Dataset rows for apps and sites
──────────

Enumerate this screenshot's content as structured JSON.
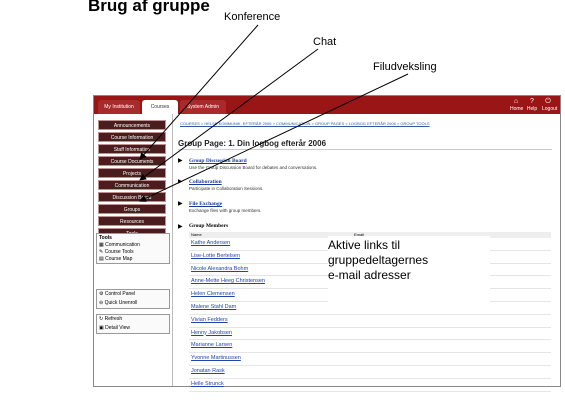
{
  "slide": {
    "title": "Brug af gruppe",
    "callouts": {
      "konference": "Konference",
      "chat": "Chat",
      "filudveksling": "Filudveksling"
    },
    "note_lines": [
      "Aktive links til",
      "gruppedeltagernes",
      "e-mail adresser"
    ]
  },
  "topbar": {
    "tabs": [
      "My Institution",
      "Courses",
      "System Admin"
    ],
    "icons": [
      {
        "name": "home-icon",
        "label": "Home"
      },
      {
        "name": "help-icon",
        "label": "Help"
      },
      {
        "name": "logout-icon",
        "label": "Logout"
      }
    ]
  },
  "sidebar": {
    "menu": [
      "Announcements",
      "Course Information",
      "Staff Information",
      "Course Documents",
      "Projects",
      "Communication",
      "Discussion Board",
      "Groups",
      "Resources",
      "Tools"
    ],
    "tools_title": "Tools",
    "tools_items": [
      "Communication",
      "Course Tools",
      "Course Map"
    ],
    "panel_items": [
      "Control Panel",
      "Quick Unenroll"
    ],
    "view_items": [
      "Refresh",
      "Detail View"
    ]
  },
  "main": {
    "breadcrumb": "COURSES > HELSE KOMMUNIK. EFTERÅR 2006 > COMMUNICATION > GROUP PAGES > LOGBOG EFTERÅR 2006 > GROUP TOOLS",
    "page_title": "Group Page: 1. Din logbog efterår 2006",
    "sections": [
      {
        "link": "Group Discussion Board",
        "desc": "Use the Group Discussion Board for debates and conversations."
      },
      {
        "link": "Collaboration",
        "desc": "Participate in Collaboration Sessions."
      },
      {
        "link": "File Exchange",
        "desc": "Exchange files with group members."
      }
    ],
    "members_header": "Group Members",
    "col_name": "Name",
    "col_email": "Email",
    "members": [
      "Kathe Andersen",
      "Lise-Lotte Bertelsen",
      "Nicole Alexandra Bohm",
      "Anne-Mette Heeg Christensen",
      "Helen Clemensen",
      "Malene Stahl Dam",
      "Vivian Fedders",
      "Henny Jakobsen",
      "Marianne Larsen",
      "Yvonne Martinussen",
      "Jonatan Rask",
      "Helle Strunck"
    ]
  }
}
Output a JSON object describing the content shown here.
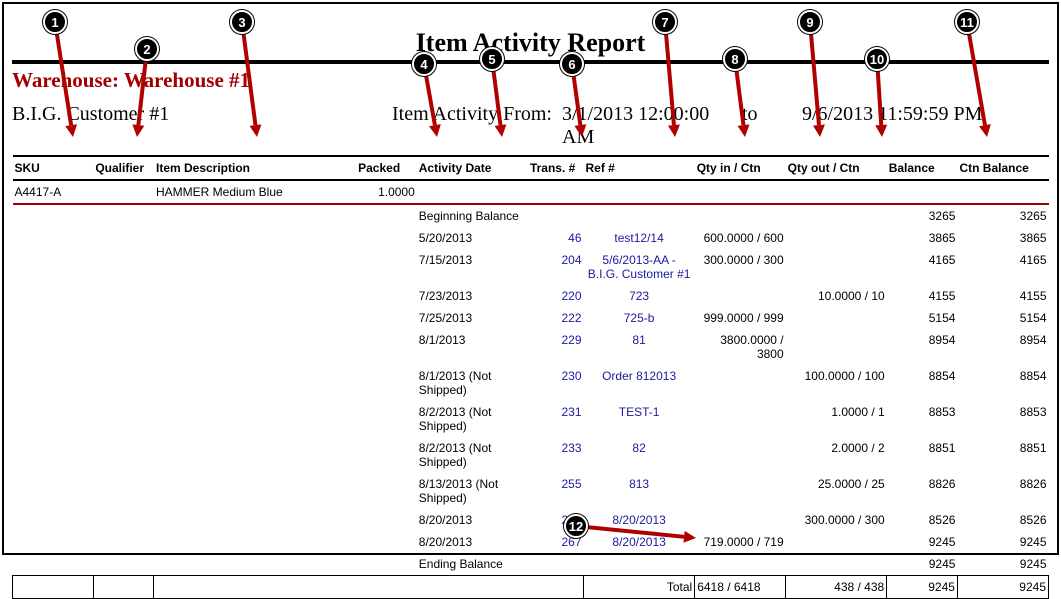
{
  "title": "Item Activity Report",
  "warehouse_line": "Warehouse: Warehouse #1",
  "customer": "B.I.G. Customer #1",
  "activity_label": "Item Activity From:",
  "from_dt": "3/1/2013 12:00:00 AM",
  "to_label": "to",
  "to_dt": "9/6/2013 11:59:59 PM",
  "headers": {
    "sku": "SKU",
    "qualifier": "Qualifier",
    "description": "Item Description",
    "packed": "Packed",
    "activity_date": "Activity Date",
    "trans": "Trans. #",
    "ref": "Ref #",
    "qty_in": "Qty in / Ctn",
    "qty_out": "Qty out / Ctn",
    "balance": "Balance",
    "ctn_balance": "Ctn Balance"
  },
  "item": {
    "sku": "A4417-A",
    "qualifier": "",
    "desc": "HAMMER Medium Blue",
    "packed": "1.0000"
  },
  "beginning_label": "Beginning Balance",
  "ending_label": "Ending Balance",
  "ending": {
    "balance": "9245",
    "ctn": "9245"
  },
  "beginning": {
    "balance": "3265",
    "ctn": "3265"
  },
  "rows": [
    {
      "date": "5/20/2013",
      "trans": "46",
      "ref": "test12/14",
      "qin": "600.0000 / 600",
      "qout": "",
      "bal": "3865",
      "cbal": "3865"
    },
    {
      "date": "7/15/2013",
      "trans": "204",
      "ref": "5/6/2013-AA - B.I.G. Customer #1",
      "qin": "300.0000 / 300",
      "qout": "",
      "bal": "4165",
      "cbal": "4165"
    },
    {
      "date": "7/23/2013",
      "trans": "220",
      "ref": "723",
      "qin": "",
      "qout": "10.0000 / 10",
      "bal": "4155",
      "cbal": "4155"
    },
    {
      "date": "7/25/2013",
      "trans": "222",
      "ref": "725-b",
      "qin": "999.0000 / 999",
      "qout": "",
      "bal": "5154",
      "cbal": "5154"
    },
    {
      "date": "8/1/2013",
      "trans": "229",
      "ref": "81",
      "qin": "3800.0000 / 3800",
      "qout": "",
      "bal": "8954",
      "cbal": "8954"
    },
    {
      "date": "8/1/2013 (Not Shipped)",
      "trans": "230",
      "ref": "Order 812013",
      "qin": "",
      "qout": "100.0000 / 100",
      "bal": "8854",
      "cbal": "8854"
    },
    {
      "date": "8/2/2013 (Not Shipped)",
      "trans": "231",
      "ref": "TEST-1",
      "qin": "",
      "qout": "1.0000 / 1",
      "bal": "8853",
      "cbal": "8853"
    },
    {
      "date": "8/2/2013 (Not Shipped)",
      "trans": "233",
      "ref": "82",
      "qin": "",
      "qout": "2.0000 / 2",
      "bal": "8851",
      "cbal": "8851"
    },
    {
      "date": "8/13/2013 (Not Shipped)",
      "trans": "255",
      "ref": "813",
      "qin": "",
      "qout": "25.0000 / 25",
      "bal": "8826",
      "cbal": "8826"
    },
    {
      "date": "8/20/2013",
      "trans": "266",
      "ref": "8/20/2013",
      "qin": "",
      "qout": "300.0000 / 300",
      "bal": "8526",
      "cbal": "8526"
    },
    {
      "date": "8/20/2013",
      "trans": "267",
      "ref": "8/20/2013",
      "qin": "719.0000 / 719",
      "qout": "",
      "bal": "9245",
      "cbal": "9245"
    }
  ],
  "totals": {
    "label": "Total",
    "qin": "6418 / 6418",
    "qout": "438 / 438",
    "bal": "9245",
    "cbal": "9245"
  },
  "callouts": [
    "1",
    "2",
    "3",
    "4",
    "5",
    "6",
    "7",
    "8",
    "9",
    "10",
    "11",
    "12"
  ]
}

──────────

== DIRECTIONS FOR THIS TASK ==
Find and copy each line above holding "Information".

== RESULT OF THIS TASK ==
      "Course Information",
      "Staff Information",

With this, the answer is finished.